Washington (CNN) -- The Federal Aviation Administration Wednesday proposed a $2.9 million fine against American Eagle Airlines for allegedly conducting more than 1,100 flights using planes with landing-gear doors that had not been repaired as prescribed by the FAA.
The proposed fine comes just weeks after the FAA proposed a $2.5 million fine against the airline for allegedly operating flights without adequately ensuring that the weight of baggage was properly calculated.
The Fort Worth, Texas-based American Eagle -- a regional affiliate of American Airlines -- flew four Bombardier regional jets on more than 1,100 flights between February and May 2008, with main landing-gear doors that had not been repaired as ordered by the FAA in August 2006, the FAA said.
"Following Airworthiness Directives [repair orders] is not optional," FAA Administrator Randy Babbitt said in a statement. "The FAA does not hesitate to levy fines if maintenance standards are violated."
American Eagle responded that it was disappointed in the FAA's actions, saying the airline did not endanger the public and it considered a fine unwarranted.
The repair order required airlines to inspect landing-gear doors and take necessary action, fixing the doors or replacing them with new ones. In this case, American Eagle found damage on four aircraft, but rather than removing the doors as required, the airline repaired them while they remained on the planes.
American Eagle said it self-disclosed to the FAA that repairs were performed while the landing-gear doors remained on the aircraft, a process that the FAA and the aircraft manufacturer subsequently approved, the company said. American Eagle subsequently removed the landing-gear doors on each of the affected aircraft and repaired them in accordance with the Airworthiness Directive.
The airline said it will meet with the FAA to discuss the matter.
The proposed fines are the latest in a string of multimillion dollar fines the FAA has proposed against airlines for failing to follow repair orders.

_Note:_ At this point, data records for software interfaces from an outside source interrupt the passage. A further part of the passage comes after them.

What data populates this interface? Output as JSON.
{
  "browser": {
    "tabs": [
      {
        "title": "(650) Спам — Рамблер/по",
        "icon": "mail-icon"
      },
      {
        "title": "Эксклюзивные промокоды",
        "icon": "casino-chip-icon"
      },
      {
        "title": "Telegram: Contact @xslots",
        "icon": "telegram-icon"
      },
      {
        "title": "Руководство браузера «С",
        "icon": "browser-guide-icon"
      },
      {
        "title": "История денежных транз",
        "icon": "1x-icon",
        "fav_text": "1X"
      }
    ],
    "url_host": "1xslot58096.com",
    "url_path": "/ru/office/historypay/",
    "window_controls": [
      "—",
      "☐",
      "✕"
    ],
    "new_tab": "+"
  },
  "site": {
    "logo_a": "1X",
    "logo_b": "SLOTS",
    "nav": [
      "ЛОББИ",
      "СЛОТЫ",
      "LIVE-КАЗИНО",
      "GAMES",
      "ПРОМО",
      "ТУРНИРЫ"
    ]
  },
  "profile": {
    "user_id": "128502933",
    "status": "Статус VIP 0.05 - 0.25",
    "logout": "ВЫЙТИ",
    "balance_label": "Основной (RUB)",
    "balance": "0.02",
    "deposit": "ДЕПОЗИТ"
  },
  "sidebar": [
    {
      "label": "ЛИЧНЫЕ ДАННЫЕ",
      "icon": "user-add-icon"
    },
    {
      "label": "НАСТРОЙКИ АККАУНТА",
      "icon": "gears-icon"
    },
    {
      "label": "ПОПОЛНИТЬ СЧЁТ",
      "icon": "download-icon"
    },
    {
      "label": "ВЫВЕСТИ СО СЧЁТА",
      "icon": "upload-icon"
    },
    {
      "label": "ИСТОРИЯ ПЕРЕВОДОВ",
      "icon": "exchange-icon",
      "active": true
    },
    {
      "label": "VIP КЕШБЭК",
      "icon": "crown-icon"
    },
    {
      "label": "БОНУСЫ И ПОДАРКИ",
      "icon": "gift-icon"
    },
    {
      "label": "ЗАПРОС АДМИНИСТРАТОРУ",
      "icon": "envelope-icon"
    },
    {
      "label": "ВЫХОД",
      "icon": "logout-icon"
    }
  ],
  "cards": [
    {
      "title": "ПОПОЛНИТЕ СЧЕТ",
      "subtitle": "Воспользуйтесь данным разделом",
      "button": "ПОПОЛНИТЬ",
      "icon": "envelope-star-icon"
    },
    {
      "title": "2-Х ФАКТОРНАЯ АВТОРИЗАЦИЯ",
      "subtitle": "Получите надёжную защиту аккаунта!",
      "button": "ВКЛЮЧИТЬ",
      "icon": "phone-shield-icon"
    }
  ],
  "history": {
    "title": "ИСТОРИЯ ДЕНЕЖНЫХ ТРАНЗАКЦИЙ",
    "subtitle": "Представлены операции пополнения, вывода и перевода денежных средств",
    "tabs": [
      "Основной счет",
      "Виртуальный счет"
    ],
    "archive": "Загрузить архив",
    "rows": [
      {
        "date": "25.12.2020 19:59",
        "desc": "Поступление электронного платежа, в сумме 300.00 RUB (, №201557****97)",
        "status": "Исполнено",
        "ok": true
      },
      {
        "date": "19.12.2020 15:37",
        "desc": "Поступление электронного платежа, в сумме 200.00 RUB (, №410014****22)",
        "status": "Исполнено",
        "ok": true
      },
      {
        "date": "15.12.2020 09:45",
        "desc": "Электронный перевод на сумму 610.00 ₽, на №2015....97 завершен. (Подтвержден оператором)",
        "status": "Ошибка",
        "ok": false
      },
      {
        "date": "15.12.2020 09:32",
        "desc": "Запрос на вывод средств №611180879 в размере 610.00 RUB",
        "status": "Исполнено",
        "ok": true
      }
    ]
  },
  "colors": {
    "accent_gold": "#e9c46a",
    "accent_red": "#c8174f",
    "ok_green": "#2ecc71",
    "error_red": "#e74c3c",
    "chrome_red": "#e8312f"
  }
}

In October, the FAA proposed to fine US Airways $5.4 million and United $3.8 million for other maintenance violations.
In March, Southwest Airlines agreed to pay $7.5 million to settle a complaint that it flew unsafe planes.